The whole of Versilia (Tuscany) consists mostly of a strip of sea, some plain, then it goes higher up into the first hills with sea views, 2 hills and higher mountains behind them - which to one protect Versilia beautifully and provide mild climate. Above Montignoso there are some villages and hamlets with fantastic sea views. In one such village is this large house with lots of potential. Fully habitable immediately. Converted only upstairs, downstairs 2 (convertible) cellars and whole ground floor which is now open and used for storage. Surrounded by approx. 600m2 on 3 terraces, very well maintained. Built in 1981, also convertible is the attic (in the middle 2.30m). Private driveway to the side and parking for 2 cars. On the street opposite and a little higher to the side are 2 larger parking spaces each. In the village there are 2 small grocery shops and a small bar.
The house has a terrace, front and balcony back to the sea, hallway from the door to the balcony and to the side classic different rooms - spacious dining kitchen, living room, 2 bathrooms and 3 bedrooms.
Land of longing Italy: Tuscany embodies the idea of Dolce Vita made in Italy like no other region in the country. Cypress-lined paths, green vineyards, fortress-like villages on the tops of flat hills, fine sandy beaches and cities steeped in history - Tuscany stands for joie de vivre, cultural enjoyment and relaxation. Anyone who has taken a dip on the Riviera della Versilia, strolled through the narrow medieval streets in Lucca, stood in front of the Leaning Tower of Pisa or visited the wild horse show "Palio" in Siena is infected once and for all with the virus called "Tuscany". The scent of the pine forests, the taste of a strong Montepulciano, the chirping of the cicadas on a warm summer evening and the glitter of the Tyrrhenian Sea in the bright sunlight make Tuscany an incomparable place where poets, poets and painters found the inspiration for their works. Tuscany: art and cultural treasures from eight centuries Tuscany welcomes its visitors with centuries-old art and cultural treasures. Florence, the capital, was the epicentre of the fine arts and humanities during the Renaissance. Luminaries such as Michelangelo and Leonardo da Vinci worked in the city and the astronomer Galileo Galilei found employment as court mathematician to the Medici clan in the 17th century. The Uffizi Gallery in Florence, the Leaning Tower of Pisa, the medieval old town of Lucca and the noble tower houses, called "family towers", in San Gimignano are cultural treasures of inestimable value.

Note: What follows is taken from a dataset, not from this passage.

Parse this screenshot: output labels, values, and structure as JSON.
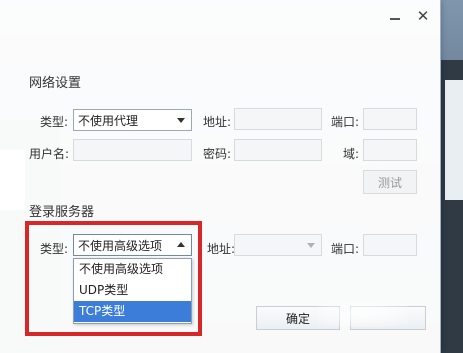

The town of Montepulciano, situated on a slope of the Chiana valley, is not only known for its excellent red wine. In the centre, one Renaissance palace follows the next and from the balcony of the Caffé Poliziano you can enjoy a magnificent view of the lovely hilly landscape of Tuscany. Bathing on the Versilia Riviera The golden-yellow dream beaches of Tuscany stretch seemingly endlessly along the coast of the Tyrrhenian Sea. A hotspot of bathing tourism is the Riviera della Versilia, which stretches between Marina di Massa and the coastal town of Viareggio. If you are looking for a property in Italy with a sea view, you will find it in resorts such as Forte dei Marmi and Camaiore. In the hinterland of the coast, the Apuan Alps rise to an altitude of almost 2,000 metres. Most of the beaches on the Riviera della Versilia are managed. This means that you can look forward to a first-class infrastructure with sunbed and parasol rental, beach bars, freshwater showers and sanitary facilities. Tuscany: the region for gourmets In addition to enjoying the landscape and culture, Tuscany is known for its excellent cuisine. Hearty dishes such as Florentine steak (at least 800 grams of beef fillet), cinghiale in umido (wild boar stew) or the delicious bread salad panzanella are certainly not suitable for losing weight, but God certainly did not have a diet in mind when he created Italy. Some of the best wines in the world come from Tuscany. Fine wines like a Vino Nobile di Montepulciano, an exquisite Tiganello or a spicy Chianti make not only wine connoisseurs click their tongues. The fact that wine is not just for drinking is proven by an ancient tradition that is still practised by locals in some regions of Tuscany. Dry almond pastry called cantucci is dipped into a glass of Vin Santo. When the dough has softened, the mixture is allowed to melt slowly in the mouth.